Do you own animals so that they can get a job done?
It’s always a good reminder to have a conversation with someone from another country who has animals for different reasons than I do. I give my animals jobs. But my dogs aren’t full-time watch dogs! Sure, if I’m alone at home, I don’t correct them for letting out one growl if they hear a bad noise outside. But that rarely happens… While waiting in line at an office yesterday, I talked to a man from Istanbul. He started a conversation with me because I had my big poodle with me whom I’m developing as a guide dog for the blind.
We talked about animals for quite a while. He kept saying things like:
“My dog back home – people change to the opposite side of the street when they walk by our house, because they’re so afraid of him. He’s big. Such a good dog. Really strong and aggressive – nice to me though! But he growls at anyone coming by my place.”

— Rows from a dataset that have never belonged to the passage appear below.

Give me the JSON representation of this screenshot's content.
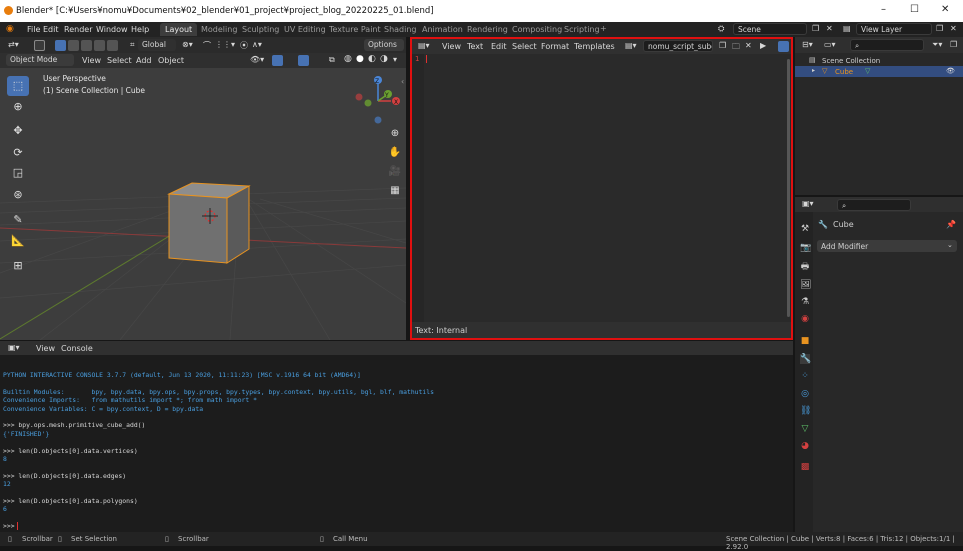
{
  "window": {
    "title": "Blender* [C:¥Users¥nomu¥Documents¥02_blender¥01_project¥project_blog_20220225_01.blend]",
    "controls": [
      "–",
      "☐",
      "✕"
    ]
  },
  "menubar": {
    "items": [
      "File",
      "Edit",
      "Render",
      "Window",
      "Help"
    ],
    "workspaces": [
      "Layout",
      "Modeling",
      "Sculpting",
      "UV Editing",
      "Texture Paint",
      "Shading",
      "Animation",
      "Rendering",
      "Compositing",
      "Scripting"
    ],
    "active_workspace": "Layout",
    "scene": "Scene",
    "view_layer": "View Layer"
  },
  "viewport": {
    "mode": "Object Mode",
    "menus": [
      "View",
      "Select",
      "Add",
      "Object"
    ],
    "transform_orientation": "Global",
    "options_label": "Options",
    "overlay_title": "User Perspective",
    "overlay_sub": "(1) Scene Collection | Cube",
    "gizmo_axes": [
      "X",
      "Y",
      "Z"
    ]
  },
  "text_editor": {
    "menus": [
      "View",
      "Text",
      "Edit",
      "Select",
      "Format",
      "Templates"
    ],
    "text_name": "nomu_script_subdiv",
    "line_number": "1",
    "footer": "Text: Internal"
  },
  "console": {
    "menus": [
      "View",
      "Console"
    ],
    "lines": [
      {
        "text": "PYTHON INTERACTIVE CONSOLE 3.7.7 (default, Jun 13 2020, 11:11:23) [MSC v.1916 64 bit (AMD64)]",
        "color": "#4a9fe0"
      },
      {
        "text": "",
        "color": "#4a9fe0"
      },
      {
        "text": "Builtin Modules:       bpy, bpy.data, bpy.ops, bpy.props, bpy.types, bpy.context, bpy.utils, bgl, blf, mathutils",
        "color": "#4a9fe0"
      },
      {
        "text": "Convenience Imports:   from mathutils import *; from math import *",
        "color": "#4a9fe0"
      },
      {
        "text": "Convenience Variables: C = bpy.context, D = bpy.data",
        "color": "#4a9fe0"
      },
      {
        "text": "",
        "color": "#4a9fe0"
      },
      {
        "text": ">>> bpy.ops.mesh.primitive_cube_add()",
        "color": "#d8d8d8"
      },
      {
        "text": "{'FINISHED'}",
        "color": "#4a9fe0"
      },
      {
        "text": "",
        "color": "#d8d8d8"
      },
      {
        "text": ">>> len(D.objects[0].data.vertices)",
        "color": "#d8d8d8"
      },
      {
        "text": "8",
        "color": "#4a9fe0"
      },
      {
        "text": "",
        "color": "#d8d8d8"
      },
      {
        "text": ">>> len(D.objects[0].data.edges)",
        "color": "#d8d8d8"
      },
      {
        "text": "12",
        "color": "#4a9fe0"
      },
      {
        "text": "",
        "color": "#d8d8d8"
      },
      {
        "text": ">>> len(D.objects[0].data.polygons)",
        "color": "#d8d8d8"
      },
      {
        "text": "6",
        "color": "#4a9fe0"
      },
      {
        "text": "",
        "color": "#d8d8d8"
      },
      {
        "text": ">>> ",
        "color": "#d8d8d8"
      }
    ]
  },
  "outliner": {
    "collection": "Scene Collection",
    "object": "Cube"
  },
  "properties": {
    "object": "Cube",
    "add_modifier": "Add Modifier"
  },
  "statusbar": {
    "left": [
      "Scrollbar",
      "Set Selection",
      "Scrollbar",
      "Call Menu"
    ],
    "right": "Scene Collection | Cube | Verts:8 | Faces:6 | Tris:12 | Objects:1/1 | 2.92.0"
  },
  "colors": {
    "accent": "#4772b3",
    "highlight_border": "#e01010",
    "selection": "#e89320",
    "console_info": "#4a9fe0"
  }
}
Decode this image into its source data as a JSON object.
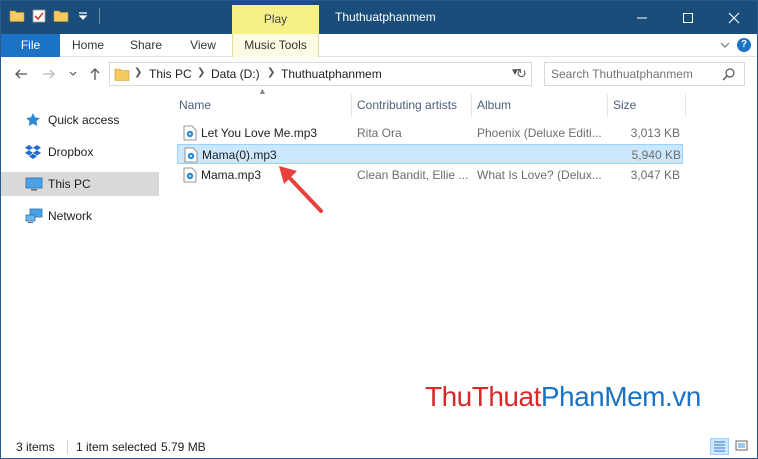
{
  "window": {
    "title": "Thuthuatphanmem",
    "contextual_tab_group": "Play",
    "controls": {
      "minimize": "—",
      "maximize": "☐",
      "close": "✕"
    }
  },
  "ribbon": {
    "tabs": [
      "File",
      "Home",
      "Share",
      "View",
      "Music Tools"
    ],
    "help": "?"
  },
  "address": {
    "breadcrumb": [
      "This PC",
      "Data (D:)",
      "Thuthuatphanmem"
    ],
    "search_placeholder": "Search Thuthuatphanmem"
  },
  "navigation": {
    "items": [
      {
        "label": "Quick access",
        "icon": "star-icon"
      },
      {
        "label": "Dropbox",
        "icon": "dropbox-icon"
      },
      {
        "label": "This PC",
        "icon": "computer-icon",
        "selected": true
      },
      {
        "label": "Network",
        "icon": "network-icon"
      }
    ]
  },
  "columns": [
    "Name",
    "Contributing artists",
    "Album",
    "Size"
  ],
  "files": [
    {
      "name": "Let You Love Me.mp3",
      "artist": "Rita Ora",
      "album": "Phoenix (Deluxe Editi...",
      "size": "3,013 KB",
      "selected": false
    },
    {
      "name": "Mama(0).mp3",
      "artist": "",
      "album": "",
      "size": "5,940 KB",
      "selected": true
    },
    {
      "name": "Mama.mp3",
      "artist": "Clean Bandit, Ellie ...",
      "album": "What Is Love? (Delux...",
      "size": "3,047 KB",
      "selected": false
    }
  ],
  "status": {
    "item_count": "3 items",
    "selection": "1 item selected",
    "selection_size": "5.79 MB"
  },
  "watermark": {
    "part1": "Thu",
    "part2": "Thuat",
    "part3": "PhanMem",
    "part4": ".vn"
  },
  "colors": {
    "titlebar": "#1a4d7a",
    "file_tab": "#1a73c4",
    "play_tab": "#f7f089",
    "selection": "#cce8ff",
    "arrow": "#e8403c",
    "watermark_red": "#d9292b",
    "watermark_blue": "#1a73c4"
  }
}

When I talk with people who drop these kinds of comments about their dogs, I take it with a pinch of salt. He raised that dog to be a ferocious guard dog because he has a farm and he mentioned that his neighbors were no-good people. It would be different if he didn’t want his dog to be a guard dog and the dog barked at people anyway. I never allow my pack to bark like that. But for this man, it’s culturally different. In many places (especially places with farm dogs), if the dog doesn’t bark and act as a great guard dog, they give him away.
Horses are also still used on farms – naturally. Whereas in a “main stream” situation, dogs and horses are bought as “recreational”. We buy them so that we can have a great relationship with them, have fun, teach them things…
I love comparing the many different worlds domesticated animals live in – some better than others. Even though I wouldn’t want my dogs to act the way the dog in Istanbul acts, I don’t really frown on the situation. The dog has a job to do, and that’s the only reason he’s there. It puts a twist on how we view our animals and reminds us of how we evolved together in the first place: trading food and shelter for work.